DIRECTIONS FOR THIS TASK. Your task is to find every line in the records that holds the string "data" and copy it.

TASK MATERIAL Block Start

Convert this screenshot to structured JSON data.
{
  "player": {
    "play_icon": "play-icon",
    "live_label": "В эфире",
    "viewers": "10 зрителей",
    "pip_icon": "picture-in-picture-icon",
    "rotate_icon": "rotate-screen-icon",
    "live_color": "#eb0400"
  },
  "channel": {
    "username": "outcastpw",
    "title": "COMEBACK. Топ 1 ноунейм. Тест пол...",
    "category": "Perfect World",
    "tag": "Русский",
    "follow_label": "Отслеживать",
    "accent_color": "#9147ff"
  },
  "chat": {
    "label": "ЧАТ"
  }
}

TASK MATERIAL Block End
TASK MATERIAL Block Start

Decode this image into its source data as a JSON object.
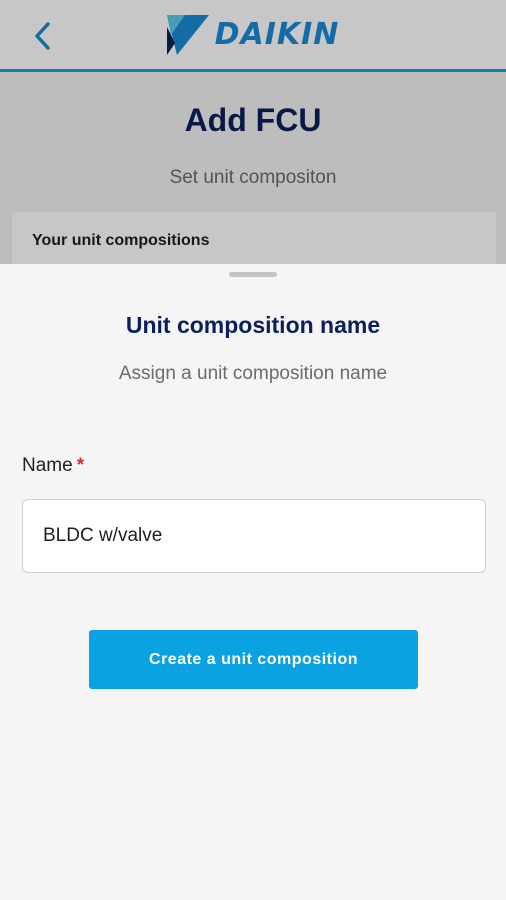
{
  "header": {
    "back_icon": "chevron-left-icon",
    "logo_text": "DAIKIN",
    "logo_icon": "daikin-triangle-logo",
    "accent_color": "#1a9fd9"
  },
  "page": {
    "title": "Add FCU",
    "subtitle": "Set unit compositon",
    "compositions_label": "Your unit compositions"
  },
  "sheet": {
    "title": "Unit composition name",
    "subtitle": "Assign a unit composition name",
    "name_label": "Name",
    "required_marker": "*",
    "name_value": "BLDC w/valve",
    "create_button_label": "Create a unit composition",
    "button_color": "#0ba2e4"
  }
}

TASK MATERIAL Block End

EXERCISE OUTPUT.
Convert this screenshot to structured JSON data.
Decode this image into its source data as a JSON object.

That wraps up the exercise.